Start of Block

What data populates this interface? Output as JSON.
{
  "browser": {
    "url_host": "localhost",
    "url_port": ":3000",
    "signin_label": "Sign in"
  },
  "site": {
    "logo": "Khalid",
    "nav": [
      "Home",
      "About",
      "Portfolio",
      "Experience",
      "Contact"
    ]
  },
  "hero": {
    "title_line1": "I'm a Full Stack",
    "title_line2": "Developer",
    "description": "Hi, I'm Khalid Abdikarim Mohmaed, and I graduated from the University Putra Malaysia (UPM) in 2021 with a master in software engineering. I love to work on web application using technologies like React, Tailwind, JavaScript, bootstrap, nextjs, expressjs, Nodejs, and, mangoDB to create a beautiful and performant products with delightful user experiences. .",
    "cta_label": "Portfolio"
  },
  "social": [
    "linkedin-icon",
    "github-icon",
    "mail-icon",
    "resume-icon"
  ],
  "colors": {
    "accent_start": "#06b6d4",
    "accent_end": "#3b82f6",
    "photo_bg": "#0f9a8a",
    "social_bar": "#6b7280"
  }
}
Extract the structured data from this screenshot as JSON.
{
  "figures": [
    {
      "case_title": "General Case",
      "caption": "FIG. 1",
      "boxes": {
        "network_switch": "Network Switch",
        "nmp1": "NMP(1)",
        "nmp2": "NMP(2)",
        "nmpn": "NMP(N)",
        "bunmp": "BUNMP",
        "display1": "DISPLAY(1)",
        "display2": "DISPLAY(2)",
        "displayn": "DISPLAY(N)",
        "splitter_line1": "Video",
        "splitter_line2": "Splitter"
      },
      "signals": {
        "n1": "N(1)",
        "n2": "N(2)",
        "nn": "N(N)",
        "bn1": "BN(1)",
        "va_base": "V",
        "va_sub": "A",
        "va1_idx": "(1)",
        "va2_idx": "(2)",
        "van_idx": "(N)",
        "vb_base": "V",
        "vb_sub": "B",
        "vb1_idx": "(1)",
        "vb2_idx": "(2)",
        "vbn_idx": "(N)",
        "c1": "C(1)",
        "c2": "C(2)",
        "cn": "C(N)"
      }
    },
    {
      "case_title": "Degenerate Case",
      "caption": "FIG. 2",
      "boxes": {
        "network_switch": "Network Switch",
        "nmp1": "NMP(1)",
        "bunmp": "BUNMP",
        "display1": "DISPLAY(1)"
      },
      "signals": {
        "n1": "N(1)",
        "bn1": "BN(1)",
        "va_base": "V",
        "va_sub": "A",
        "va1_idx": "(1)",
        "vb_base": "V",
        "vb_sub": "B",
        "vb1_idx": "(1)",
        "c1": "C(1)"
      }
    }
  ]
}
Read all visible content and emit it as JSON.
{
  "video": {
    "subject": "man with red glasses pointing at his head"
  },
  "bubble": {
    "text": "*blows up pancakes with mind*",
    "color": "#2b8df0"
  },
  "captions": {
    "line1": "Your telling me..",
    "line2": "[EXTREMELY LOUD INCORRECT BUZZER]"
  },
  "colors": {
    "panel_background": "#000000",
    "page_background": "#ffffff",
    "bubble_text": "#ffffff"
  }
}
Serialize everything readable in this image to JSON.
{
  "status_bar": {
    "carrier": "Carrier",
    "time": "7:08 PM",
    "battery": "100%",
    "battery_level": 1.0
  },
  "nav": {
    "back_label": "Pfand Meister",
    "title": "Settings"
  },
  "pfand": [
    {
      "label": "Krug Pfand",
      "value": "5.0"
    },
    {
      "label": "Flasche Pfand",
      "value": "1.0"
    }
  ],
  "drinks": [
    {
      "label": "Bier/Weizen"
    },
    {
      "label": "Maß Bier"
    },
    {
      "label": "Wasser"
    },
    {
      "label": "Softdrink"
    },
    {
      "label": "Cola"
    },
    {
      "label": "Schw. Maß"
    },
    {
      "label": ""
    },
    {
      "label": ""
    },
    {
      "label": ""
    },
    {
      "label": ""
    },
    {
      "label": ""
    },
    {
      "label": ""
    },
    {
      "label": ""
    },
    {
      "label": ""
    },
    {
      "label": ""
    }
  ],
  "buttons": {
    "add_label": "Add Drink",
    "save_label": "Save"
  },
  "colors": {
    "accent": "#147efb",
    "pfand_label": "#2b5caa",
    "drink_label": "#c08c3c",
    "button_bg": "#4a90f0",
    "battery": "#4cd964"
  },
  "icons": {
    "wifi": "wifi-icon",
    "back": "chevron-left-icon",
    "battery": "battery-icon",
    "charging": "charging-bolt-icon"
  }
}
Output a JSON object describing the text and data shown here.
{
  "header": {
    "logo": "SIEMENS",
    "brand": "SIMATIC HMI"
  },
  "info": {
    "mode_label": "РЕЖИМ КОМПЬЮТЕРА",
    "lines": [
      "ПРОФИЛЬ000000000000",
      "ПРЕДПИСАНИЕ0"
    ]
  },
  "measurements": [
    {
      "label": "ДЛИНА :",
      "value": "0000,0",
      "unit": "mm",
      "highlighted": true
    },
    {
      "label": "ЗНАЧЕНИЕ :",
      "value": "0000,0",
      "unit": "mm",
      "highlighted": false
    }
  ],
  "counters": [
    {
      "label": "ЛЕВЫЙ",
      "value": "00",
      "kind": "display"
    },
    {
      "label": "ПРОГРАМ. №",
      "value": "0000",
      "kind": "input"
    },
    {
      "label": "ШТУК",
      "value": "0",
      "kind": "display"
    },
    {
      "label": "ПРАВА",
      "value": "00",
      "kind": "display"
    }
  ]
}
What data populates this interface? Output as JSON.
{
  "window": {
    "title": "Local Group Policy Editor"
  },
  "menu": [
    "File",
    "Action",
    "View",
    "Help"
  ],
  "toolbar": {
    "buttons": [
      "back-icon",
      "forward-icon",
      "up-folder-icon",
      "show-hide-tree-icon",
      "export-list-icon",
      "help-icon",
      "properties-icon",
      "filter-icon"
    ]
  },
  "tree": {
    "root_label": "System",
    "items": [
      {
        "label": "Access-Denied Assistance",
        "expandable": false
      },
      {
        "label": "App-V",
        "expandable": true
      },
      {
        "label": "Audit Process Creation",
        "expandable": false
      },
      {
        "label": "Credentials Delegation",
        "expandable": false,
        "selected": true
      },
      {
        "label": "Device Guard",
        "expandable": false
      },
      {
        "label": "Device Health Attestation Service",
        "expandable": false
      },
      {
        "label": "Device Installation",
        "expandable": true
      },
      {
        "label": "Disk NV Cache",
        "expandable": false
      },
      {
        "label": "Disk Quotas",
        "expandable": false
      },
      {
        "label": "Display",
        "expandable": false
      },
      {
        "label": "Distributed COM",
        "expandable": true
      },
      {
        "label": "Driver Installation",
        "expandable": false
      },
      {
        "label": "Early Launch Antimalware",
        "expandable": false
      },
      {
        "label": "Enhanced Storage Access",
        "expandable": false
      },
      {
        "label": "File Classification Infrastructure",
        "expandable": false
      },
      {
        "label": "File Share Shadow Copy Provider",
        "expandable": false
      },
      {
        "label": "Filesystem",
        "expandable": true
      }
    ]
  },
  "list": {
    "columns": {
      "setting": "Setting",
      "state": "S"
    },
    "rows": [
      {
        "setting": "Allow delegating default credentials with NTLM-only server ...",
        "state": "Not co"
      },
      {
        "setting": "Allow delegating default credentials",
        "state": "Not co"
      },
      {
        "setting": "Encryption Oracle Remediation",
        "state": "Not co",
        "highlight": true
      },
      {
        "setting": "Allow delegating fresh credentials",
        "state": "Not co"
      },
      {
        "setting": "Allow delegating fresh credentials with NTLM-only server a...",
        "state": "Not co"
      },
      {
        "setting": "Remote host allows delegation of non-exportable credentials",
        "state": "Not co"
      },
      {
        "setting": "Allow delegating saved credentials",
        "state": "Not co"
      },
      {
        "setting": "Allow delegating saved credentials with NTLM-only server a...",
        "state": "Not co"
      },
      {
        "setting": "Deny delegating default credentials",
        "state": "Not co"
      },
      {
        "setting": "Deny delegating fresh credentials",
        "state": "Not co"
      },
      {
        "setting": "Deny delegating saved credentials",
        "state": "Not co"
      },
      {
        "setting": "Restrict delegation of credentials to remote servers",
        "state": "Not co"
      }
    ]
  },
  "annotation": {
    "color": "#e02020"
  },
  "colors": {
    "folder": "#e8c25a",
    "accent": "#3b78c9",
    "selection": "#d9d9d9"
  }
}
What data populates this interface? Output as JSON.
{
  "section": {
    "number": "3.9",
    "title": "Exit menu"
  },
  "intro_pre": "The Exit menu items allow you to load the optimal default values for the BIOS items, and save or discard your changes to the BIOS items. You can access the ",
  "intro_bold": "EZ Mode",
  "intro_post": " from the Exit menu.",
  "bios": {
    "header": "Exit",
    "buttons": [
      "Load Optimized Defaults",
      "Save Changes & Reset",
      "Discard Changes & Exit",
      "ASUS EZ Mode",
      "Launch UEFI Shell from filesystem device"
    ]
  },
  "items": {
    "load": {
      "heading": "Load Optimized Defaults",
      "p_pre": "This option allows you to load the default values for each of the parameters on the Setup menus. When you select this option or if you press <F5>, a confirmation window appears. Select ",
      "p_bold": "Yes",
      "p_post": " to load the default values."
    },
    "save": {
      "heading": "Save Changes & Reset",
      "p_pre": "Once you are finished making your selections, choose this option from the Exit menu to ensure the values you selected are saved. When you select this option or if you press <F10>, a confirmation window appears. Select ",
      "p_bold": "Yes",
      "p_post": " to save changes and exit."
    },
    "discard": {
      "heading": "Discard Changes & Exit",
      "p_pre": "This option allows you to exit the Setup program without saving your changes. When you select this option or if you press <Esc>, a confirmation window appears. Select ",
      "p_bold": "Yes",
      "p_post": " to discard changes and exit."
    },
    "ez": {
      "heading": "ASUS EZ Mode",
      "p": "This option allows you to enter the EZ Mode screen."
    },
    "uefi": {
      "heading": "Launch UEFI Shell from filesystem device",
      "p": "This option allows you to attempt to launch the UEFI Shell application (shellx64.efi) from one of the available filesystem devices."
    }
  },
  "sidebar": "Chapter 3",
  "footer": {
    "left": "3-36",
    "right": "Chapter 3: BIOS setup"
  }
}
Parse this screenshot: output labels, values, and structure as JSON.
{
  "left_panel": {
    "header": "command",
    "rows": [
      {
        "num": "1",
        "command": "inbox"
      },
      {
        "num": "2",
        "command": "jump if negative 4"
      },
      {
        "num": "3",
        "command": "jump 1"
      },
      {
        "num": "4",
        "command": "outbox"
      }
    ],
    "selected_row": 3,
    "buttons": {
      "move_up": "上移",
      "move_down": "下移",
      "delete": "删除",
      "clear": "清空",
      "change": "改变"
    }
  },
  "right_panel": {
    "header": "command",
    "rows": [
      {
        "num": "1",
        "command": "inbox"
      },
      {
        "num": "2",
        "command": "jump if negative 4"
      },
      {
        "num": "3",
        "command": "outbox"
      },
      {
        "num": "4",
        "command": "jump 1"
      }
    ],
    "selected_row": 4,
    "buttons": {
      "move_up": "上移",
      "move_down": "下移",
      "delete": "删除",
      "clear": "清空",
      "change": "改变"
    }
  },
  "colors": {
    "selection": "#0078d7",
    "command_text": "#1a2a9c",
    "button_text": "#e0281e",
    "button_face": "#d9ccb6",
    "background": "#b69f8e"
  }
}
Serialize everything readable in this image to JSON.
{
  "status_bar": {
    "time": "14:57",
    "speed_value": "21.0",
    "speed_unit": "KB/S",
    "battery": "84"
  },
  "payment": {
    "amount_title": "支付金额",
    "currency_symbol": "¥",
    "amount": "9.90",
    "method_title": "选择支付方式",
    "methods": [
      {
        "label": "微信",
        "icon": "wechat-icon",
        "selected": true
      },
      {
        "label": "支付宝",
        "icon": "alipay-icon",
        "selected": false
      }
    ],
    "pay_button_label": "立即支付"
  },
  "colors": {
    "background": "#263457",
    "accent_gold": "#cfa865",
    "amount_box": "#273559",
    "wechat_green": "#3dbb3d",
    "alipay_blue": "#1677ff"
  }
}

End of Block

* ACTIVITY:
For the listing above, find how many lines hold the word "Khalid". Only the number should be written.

* RESPONSE TO THIS EXERCISE:
2